Little elements of beauty in the morning start the day off right #leaf #oakleaf #beautiful #happymorning #natureisamazing #fallcolors
One of the beautiful things that are able to created with a laser cutter is books. The amazing feature is the living hinge (using many small lines to kerf the wood, allowing it to bend). The joinery part is the small piece of wood that holds the book together. The one challenge of this problem is that the wood chosen was very thin and fragile. If we were to repeat this, we would use stronger wood and have a larger living hinge.
This process couldn't have been easier. After designing it, all we had to do was laser cut it, and it is done! The joinery bit easily and intuitively slides into place to create a book with the living hinge.
In this project, I will recreate and modernize the original 1963 Pink Panther debut for our motion class. I plan on using a similar theme as the 1963 version, but with a slightly updated color pallet, cleaner lines, and more solid colors (as opposed to odd color gradients). The primary motion will be walk cycles of the panther and the other character. The other character will either be a painter or a detective (there are two versions of the title, one that has a painter, and one that has a detective, both with their merits). The interaction between the other character and the pink panther will be creating a color, and trying to erase the others’s color.
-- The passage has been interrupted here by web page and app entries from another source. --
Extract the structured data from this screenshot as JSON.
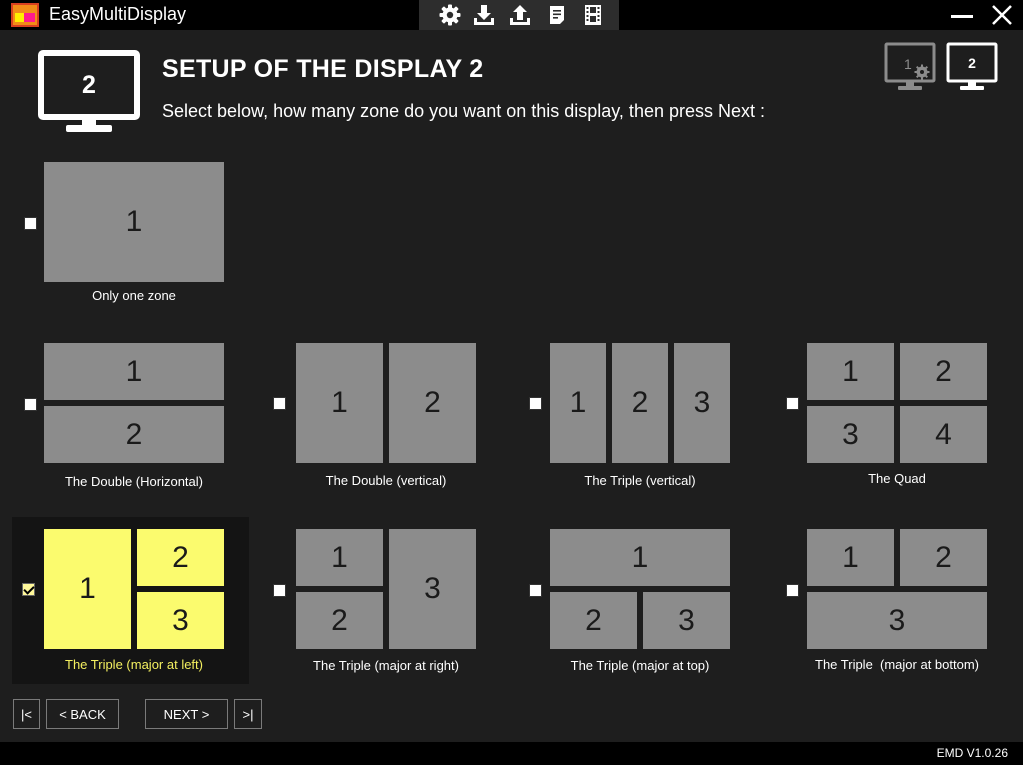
{
  "app": {
    "title": "EasyMultiDisplay",
    "version": "EMD V1.0.26"
  },
  "toolbar": {
    "icons": [
      "gear-icon",
      "download-icon",
      "upload-icon",
      "document-icon",
      "film-icon"
    ]
  },
  "header": {
    "display_number": "2",
    "title": "SETUP OF THE DISPLAY 2",
    "subtitle": "Select below, how many zone do you want on this display, then press Next :",
    "display_buttons": [
      "1",
      "2"
    ]
  },
  "options": {
    "single": {
      "label": "Only one zone",
      "zones": [
        "1"
      ],
      "checked": false
    },
    "double_h": {
      "label": "The Double (Horizontal)",
      "zones": [
        "1",
        "2"
      ],
      "checked": false
    },
    "double_v": {
      "label": "The Double (vertical)",
      "zones": [
        "1",
        "2"
      ],
      "checked": false
    },
    "triple_v": {
      "label": "The Triple (vertical)",
      "zones": [
        "1",
        "2",
        "3"
      ],
      "checked": false
    },
    "quad": {
      "label": "The Quad",
      "zones": [
        "1",
        "2",
        "3",
        "4"
      ],
      "checked": false
    },
    "triple_left": {
      "label": "The Triple (major at left)",
      "zones": [
        "1",
        "2",
        "3"
      ],
      "checked": true
    },
    "triple_right": {
      "label": "The Triple (major at right)",
      "zones": [
        "1",
        "2",
        "3"
      ],
      "checked": false
    },
    "triple_top": {
      "label": "The Triple (major at top)",
      "zones": [
        "1",
        "2",
        "3"
      ],
      "checked": false
    },
    "triple_bottom": {
      "label": "The Triple  (major at bottom)",
      "zones": [
        "1",
        "2",
        "3"
      ],
      "checked": false
    }
  },
  "nav": {
    "first": "|<",
    "back": "< BACK",
    "next": "NEXT >",
    "last": ">|"
  },
  "colors": {
    "zone": "#8c8c8c",
    "zone_selected": "#fbfb6e",
    "background": "#1e1e1e",
    "selected_label": "#f4f060"
  }
}
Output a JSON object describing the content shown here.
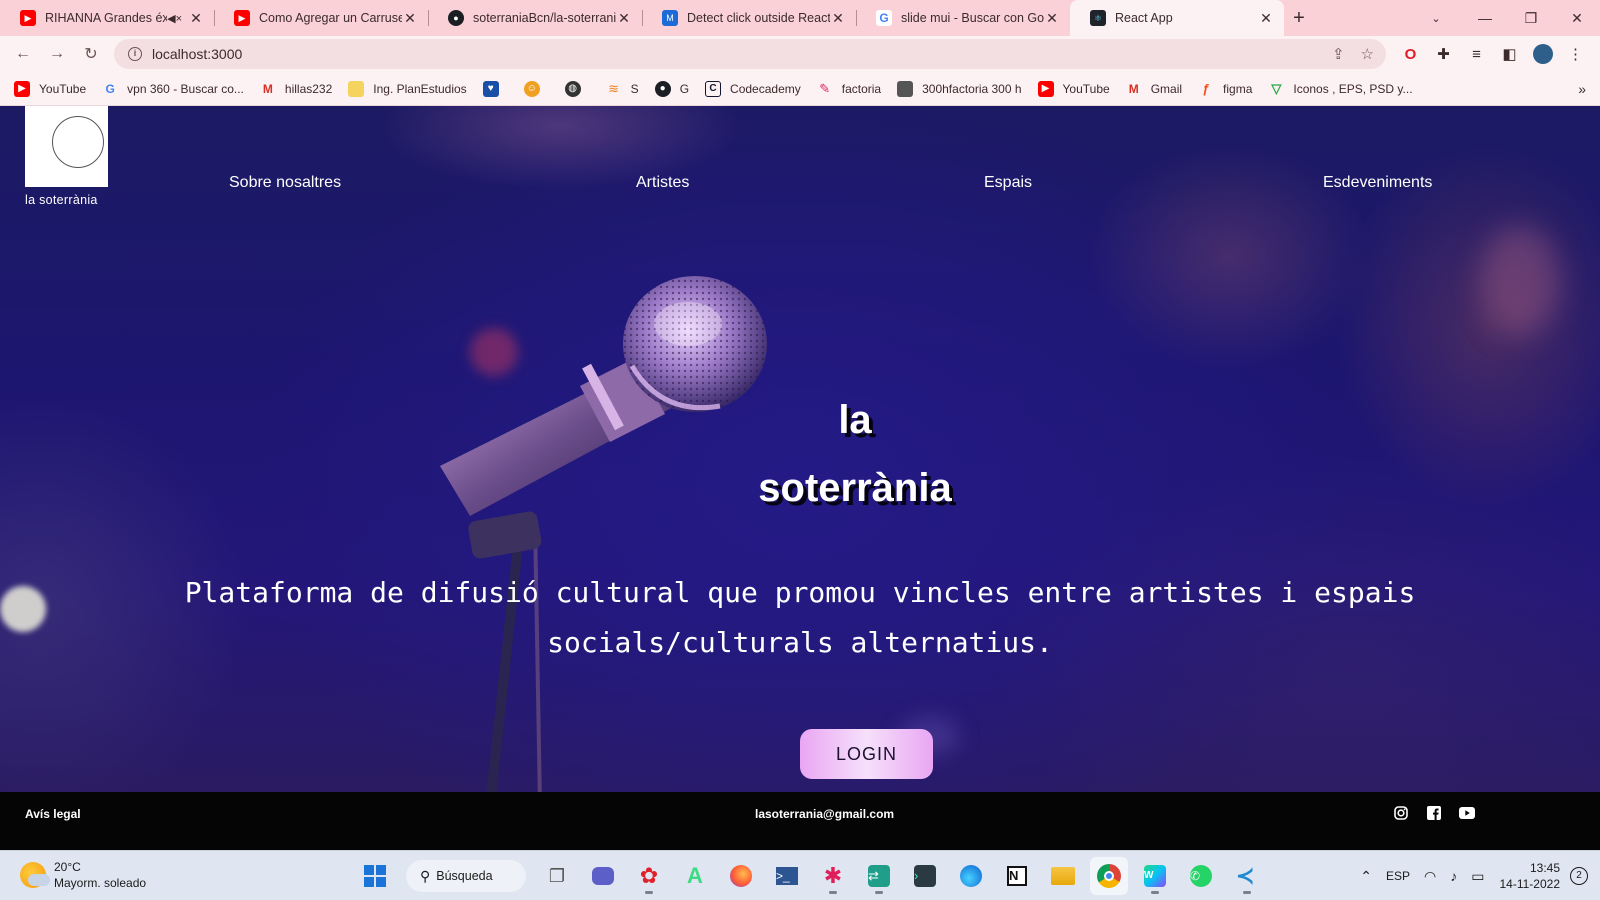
{
  "browser": {
    "tabs": [
      {
        "title": "RIHANNA Grandes éxit",
        "favicon": "youtube-icon",
        "color": "#ff0000",
        "muted": true,
        "active": false
      },
      {
        "title": "Como Agregar un Carrusel",
        "favicon": "youtube-icon",
        "color": "#ff0000",
        "muted": false,
        "active": false
      },
      {
        "title": "soterraniaBcn/la-soterrania",
        "favicon": "github-icon",
        "color": "#1b1f23",
        "muted": false,
        "active": false
      },
      {
        "title": "Detect click outside React c",
        "favicon": "mui-icon",
        "color": "#1e6bd6",
        "muted": false,
        "active": false
      },
      {
        "title": "slide mui - Buscar con Goo",
        "favicon": "google-icon",
        "color": "#4285f4",
        "muted": false,
        "active": false
      },
      {
        "title": "React App",
        "favicon": "react-icon",
        "color": "#20232a",
        "muted": false,
        "active": true
      }
    ],
    "new_tab_label": "+",
    "url": "localhost:3000",
    "bookmarks": [
      {
        "label": "YouTube",
        "icon": "youtube-icon",
        "color": "#ff0000"
      },
      {
        "label": "vpn 360 - Buscar co...",
        "icon": "google-icon",
        "color": "#4285f4"
      },
      {
        "label": "hillas232",
        "icon": "gmail-icon",
        "color": "#d93025"
      },
      {
        "label": "Ing. PlanEstudios",
        "icon": "folder-icon",
        "color": "#f4d35e"
      },
      {
        "label": "",
        "icon": "heart-icon",
        "color": "#1a4fa8"
      },
      {
        "label": "",
        "icon": "smiley-icon",
        "color": "#f0a020"
      },
      {
        "label": "",
        "icon": "globe-icon",
        "color": "#333333"
      },
      {
        "label": "S",
        "icon": "stack-icon",
        "color": "#f48024"
      },
      {
        "label": "G",
        "icon": "github-icon",
        "color": "#1b1f23"
      },
      {
        "label": "Codecademy",
        "icon": "codecademy-icon",
        "color": "#10162f"
      },
      {
        "label": "factoria",
        "icon": "pin-icon",
        "color": "#e0245e"
      },
      {
        "label": "300hfactoria 300 h",
        "icon": "page-icon",
        "color": "#555555"
      },
      {
        "label": "YouTube",
        "icon": "youtube-icon",
        "color": "#ff0000"
      },
      {
        "label": "Gmail",
        "icon": "gmail-icon",
        "color": "#d93025"
      },
      {
        "label": "figma",
        "icon": "figma-icon",
        "color": "#f24e1e"
      },
      {
        "label": "Iconos , EPS, PSD y...",
        "icon": "vector-icon",
        "color": "#28a745"
      }
    ],
    "bookmarks_more": "»"
  },
  "site": {
    "logo_text": "la soterrània",
    "nav": [
      {
        "label": "Sobre nosaltres"
      },
      {
        "label": "Artistes"
      },
      {
        "label": "Espais"
      },
      {
        "label": "Esdeveniments"
      }
    ],
    "hero_title_line1": "la",
    "hero_title_line2": "soterrània",
    "hero_description": "Plataforma de difusió cultural que promou vincles entre artistes i espais socials/culturals alternatius.",
    "login_label": "LOGIN",
    "footer": {
      "legal": "Avís legal",
      "email": "lasoterrania@gmail.com",
      "social": [
        "instagram-icon",
        "facebook-icon",
        "youtube-icon"
      ]
    }
  },
  "taskbar": {
    "weather_temp": "20°C",
    "weather_desc": "Mayorm. soleado",
    "search_label": "Búsqueda",
    "language": "ESP",
    "time": "13:45",
    "date": "14-11-2022",
    "notifications": "2"
  }
}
I chose Pan Panther because everything about it felt modern, except for the technology that was apparently used in its creation, its color, and its use of depth. But the music is phenomenal, the whole thing is simplistically animated, and now that is has been half a decade, it could use a revamp.
My goal is to modernize the Pink Panther title sequence. With its simplicity, the challenge will be found in finding creative ways to make the pink panther appear so slink around appear to slink around. I plan to achieve this by breaking him down into as many parts as I think I can control (ie. the tail will be 20 parts, the body 3, the feet 2…) and then parenting those to one another as we did with the old times walk cycle. With the amount of parts I have to control, I will be able to achieve the fluidity that is characteristic of the panther. I will also be choosing more simplistic solid color backgrounds. When the original title sequence was made in the 60s, everyone was about the gradient, which I assume is cause that was a way to demonstrate the talent of the animator. But more recently, the major trend in media design is to flatten everything. This can be seen in just about every app, and most typography design (missing the white space holes of the e, d, p, and os.
I intentionally chose not to use highlight and shadow. I put them in when I first made it, and decided it detracted from the overall simplicity of the motion, and there by the essence of this short film.
Here's a gif!